Scouts with DisAbilities

Scouting helps by giving Scouts with disabilities an opportunity to prove to themselves and to others that they can do things- and difficult things too- for themselves." Lord Baden-Powell

The Orion District is committed to making Scouting accessible and enjoyable to all regardless of their abilities. As part of this commitment,  Orion District is proud to have established the very first district-level Scouting with Special Needs Focus Group.  The primary responsibility of the group is to bring the excellent programs and groups already in place at SHAC, along with specific experience and guidance straight to our units, leaders and families.  This helps to ensure our Scouts have a wonderful experience and progress through the program just as the program has been designed.

The group meets at each Orion District Roundtable.  During each meeting the group will review the past month and any unit needs, changes in the BSA program guidelines for Scouting with Special Needs that have been proposed and also plan for any assistance that has been requested by any Orion District unit.  As of now we are blessed to have the following members volunteer their support and guidance to the group:

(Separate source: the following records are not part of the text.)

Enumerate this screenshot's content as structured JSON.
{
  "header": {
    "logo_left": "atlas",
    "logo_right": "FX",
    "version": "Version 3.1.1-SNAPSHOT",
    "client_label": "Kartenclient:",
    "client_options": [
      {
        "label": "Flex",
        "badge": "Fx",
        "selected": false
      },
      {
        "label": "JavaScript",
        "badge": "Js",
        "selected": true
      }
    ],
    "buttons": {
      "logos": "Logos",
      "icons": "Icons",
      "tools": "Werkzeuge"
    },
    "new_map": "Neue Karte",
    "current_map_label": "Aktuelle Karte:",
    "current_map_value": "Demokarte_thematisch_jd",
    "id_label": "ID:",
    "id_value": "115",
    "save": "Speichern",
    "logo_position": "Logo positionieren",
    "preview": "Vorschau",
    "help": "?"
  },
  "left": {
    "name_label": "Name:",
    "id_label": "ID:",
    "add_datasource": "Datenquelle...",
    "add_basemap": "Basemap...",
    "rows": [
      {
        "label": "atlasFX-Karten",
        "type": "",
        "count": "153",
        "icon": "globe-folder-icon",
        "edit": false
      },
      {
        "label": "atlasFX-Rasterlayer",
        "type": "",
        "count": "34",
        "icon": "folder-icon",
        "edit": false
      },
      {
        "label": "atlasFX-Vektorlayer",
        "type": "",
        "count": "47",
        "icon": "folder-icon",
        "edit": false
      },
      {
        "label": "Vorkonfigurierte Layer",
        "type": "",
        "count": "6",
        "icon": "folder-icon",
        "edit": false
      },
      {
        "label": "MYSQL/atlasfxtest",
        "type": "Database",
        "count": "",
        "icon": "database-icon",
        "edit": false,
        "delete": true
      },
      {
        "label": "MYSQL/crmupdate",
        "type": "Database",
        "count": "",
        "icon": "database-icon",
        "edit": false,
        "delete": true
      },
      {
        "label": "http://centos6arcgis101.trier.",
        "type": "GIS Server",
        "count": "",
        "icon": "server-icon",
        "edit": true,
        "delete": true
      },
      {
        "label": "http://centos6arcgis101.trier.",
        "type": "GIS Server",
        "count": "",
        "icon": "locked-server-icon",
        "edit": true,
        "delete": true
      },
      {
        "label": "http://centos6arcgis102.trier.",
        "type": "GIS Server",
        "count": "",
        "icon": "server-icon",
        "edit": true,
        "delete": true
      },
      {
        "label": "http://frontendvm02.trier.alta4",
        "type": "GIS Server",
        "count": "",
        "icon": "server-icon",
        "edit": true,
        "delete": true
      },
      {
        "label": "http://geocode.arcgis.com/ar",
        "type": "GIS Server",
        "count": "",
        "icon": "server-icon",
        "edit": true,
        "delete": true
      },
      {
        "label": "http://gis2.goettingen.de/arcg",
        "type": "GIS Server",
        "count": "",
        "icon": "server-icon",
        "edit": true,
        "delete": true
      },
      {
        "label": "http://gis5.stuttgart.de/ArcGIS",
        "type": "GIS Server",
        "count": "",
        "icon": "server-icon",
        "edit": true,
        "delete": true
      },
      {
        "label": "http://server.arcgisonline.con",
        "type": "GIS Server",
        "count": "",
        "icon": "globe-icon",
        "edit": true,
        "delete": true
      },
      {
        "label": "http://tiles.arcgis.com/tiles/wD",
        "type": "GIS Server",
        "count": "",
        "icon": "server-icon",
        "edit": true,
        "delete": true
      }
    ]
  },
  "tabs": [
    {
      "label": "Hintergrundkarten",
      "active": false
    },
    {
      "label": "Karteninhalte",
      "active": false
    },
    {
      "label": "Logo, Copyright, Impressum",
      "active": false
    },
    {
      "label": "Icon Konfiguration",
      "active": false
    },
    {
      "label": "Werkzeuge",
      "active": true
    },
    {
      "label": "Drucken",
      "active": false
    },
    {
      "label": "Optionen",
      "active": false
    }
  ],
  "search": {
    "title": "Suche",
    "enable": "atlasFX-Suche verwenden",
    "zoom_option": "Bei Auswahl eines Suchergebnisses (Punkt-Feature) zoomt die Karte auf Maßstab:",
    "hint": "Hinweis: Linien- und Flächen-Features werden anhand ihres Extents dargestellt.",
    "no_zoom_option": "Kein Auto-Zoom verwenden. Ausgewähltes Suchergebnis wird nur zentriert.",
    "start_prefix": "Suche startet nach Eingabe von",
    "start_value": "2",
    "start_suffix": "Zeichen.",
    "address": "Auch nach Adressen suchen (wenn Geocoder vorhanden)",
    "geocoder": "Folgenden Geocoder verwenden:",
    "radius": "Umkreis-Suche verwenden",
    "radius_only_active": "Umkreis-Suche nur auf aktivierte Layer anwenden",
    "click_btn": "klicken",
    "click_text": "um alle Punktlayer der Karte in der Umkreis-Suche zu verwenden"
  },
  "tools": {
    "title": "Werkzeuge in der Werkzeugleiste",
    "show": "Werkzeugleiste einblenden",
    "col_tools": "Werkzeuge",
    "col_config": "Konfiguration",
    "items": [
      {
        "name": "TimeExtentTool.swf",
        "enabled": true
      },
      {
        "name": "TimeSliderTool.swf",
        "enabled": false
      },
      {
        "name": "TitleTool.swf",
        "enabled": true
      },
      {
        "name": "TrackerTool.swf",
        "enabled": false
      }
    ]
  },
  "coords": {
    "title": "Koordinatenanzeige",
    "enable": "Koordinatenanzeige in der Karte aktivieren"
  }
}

Dave Weaver - Focus Group Director 
Lani Simonton
Steve Guettler
Lynda Worlow

The focus group is always in need of volunteers to assist and provide guidance and support, as well as lend professional and leadership experience in assisting these Scouts.  Any unit seeing assistance should reach out for guidance with implementing the Scouting program for a new Scout with a disability or working with a family to help explain the program a how their Scout can thrive under the program.  If you have any questions regarding the group or SHAC's Committee please feel free to reach out to any of the following:

Dave Weaver (Orion District Focus Group Lead)
Janet Kelly (SHAC Disabilities Awareness Committee Chair)
Alyssa Hightower (SHAC Disabilities Awareness Committee Vice Chair)
Pam White (SHAC Disabilities Awareness Committee Training Coordinator)

Since its founding in 1910, the Boy Scouts of America has included fully participating members with physical, mental, and emotional disabilities. The BSA's policy is to treat members with disabilities as much like other members as possible. It has been traditional, however, to make some accommodations in advancement if absolutely necessary. By adapting the environment and/or our instruction methods, most Scouts with disabilities can be successful in Scouting.

The basic premise of Scouting for youth with disabilities is full participation. Youth with disabilities can be treated and respected like every other member of their unit. They want to participate like other youth - and Scouting provides that opportunity.

An individual is considered to have a disability if he or she:

  • has a physical or mental impairment that substantially limits one or more major life activities- seeing, hearing, speaking, walking, breathing, performing manual tasks, learning, caring for oneself, and working,
  • has a record of such an impairment, or
  • is regarded as having such an impairment.



Every unit is different, and every Scout with special needs has a uniqueness all his or her own. If a problem arises, parents and adult leaders can usually handle it themselves; however, knowledgeable Scouters may offer additional solutions and valuable perspectives. The council Disabilities Awareness Committee is also available to provide training and to be a resource to help resolve challenges.